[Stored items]
-------------------------
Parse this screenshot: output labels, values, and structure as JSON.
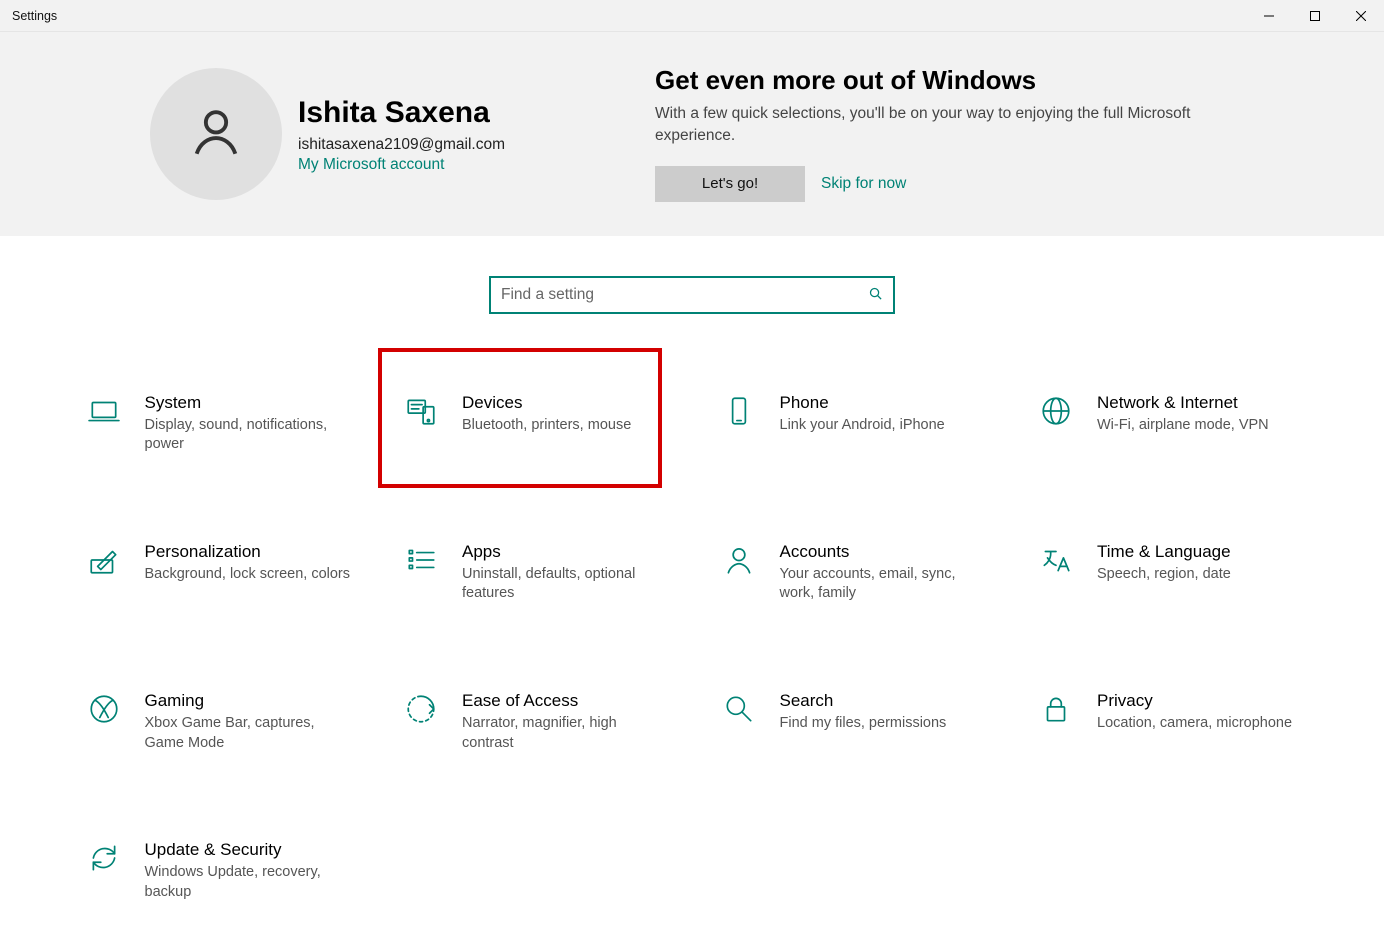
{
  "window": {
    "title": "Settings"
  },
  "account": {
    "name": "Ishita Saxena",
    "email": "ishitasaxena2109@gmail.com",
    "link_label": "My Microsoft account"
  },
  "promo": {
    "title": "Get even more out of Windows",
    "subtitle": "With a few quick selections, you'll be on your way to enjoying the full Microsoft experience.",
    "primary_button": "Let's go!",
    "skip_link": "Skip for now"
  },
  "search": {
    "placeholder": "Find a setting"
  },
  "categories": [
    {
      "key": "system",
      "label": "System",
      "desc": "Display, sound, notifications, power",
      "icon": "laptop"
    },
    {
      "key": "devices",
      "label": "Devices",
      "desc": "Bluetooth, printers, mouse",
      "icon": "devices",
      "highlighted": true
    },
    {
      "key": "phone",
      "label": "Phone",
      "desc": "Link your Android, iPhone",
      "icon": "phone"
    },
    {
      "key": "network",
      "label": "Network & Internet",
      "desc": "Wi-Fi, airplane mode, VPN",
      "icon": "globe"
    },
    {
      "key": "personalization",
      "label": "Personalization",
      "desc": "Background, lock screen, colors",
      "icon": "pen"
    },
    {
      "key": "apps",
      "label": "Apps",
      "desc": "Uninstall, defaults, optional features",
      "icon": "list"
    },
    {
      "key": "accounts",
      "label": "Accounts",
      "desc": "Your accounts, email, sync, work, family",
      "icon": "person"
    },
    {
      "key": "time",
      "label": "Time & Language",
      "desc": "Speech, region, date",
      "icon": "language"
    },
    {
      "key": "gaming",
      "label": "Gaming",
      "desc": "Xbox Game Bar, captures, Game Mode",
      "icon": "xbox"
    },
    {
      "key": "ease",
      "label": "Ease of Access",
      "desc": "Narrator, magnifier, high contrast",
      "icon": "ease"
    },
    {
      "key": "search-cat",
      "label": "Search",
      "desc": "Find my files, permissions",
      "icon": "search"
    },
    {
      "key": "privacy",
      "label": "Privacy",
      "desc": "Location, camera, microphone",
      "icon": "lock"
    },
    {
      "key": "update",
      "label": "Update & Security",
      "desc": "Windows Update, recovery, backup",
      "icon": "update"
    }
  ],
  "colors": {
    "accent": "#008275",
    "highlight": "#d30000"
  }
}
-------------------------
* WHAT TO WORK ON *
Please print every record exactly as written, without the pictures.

* SOLUTION *
Parse this screenshot: output labels, values, and structure as JSON.
{
  "window": {
    "title": "Settings"
  },
  "account": {
    "name": "Ishita Saxena",
    "email": "ishitasaxena2109@gmail.com",
    "link_label": "My Microsoft account"
  },
  "promo": {
    "title": "Get even more out of Windows",
    "subtitle": "With a few quick selections, you'll be on your way to enjoying the full Microsoft experience.",
    "primary_button": "Let's go!",
    "skip_link": "Skip for now"
  },
  "search": {
    "placeholder": "Find a setting"
  },
  "categories": [
    {
      "key": "system",
      "label": "System",
      "desc": "Display, sound, notifications, power",
      "icon": "laptop"
    },
    {
      "key": "devices",
      "label": "Devices",
      "desc": "Bluetooth, printers, mouse",
      "icon": "devices",
      "highlighted": true
    },
    {
      "key": "phone",
      "label": "Phone",
      "desc": "Link your Android, iPhone",
      "icon": "phone"
    },
    {
      "key": "network",
      "label": "Network & Internet",
      "desc": "Wi-Fi, airplane mode, VPN",
      "icon": "globe"
    },
    {
      "key": "personalization",
      "label": "Personalization",
      "desc": "Background, lock screen, colors",
      "icon": "pen"
    },
    {
      "key": "apps",
      "label": "Apps",
      "desc": "Uninstall, defaults, optional features",
      "icon": "list"
    },
    {
      "key": "accounts",
      "label": "Accounts",
      "desc": "Your accounts, email, sync, work, family",
      "icon": "person"
    },
    {
      "key": "time",
      "label": "Time & Language",
      "desc": "Speech, region, date",
      "icon": "language"
    },
    {
      "key": "gaming",
      "label": "Gaming",
      "desc": "Xbox Game Bar, captures, Game Mode",
      "icon": "xbox"
    },
    {
      "key": "ease",
      "label": "Ease of Access",
      "desc": "Narrator, magnifier, high contrast",
      "icon": "ease"
    },
    {
      "key": "search-cat",
      "label": "Search",
      "desc": "Find my files, permissions",
      "icon": "search"
    },
    {
      "key": "privacy",
      "label": "Privacy",
      "desc": "Location, camera, microphone",
      "icon": "lock"
    },
    {
      "key": "update",
      "label": "Update & Security",
      "desc": "Windows Update, recovery, backup",
      "icon": "update"
    }
  ],
  "colors": {
    "accent": "#008275",
    "highlight": "#d30000"
  }
}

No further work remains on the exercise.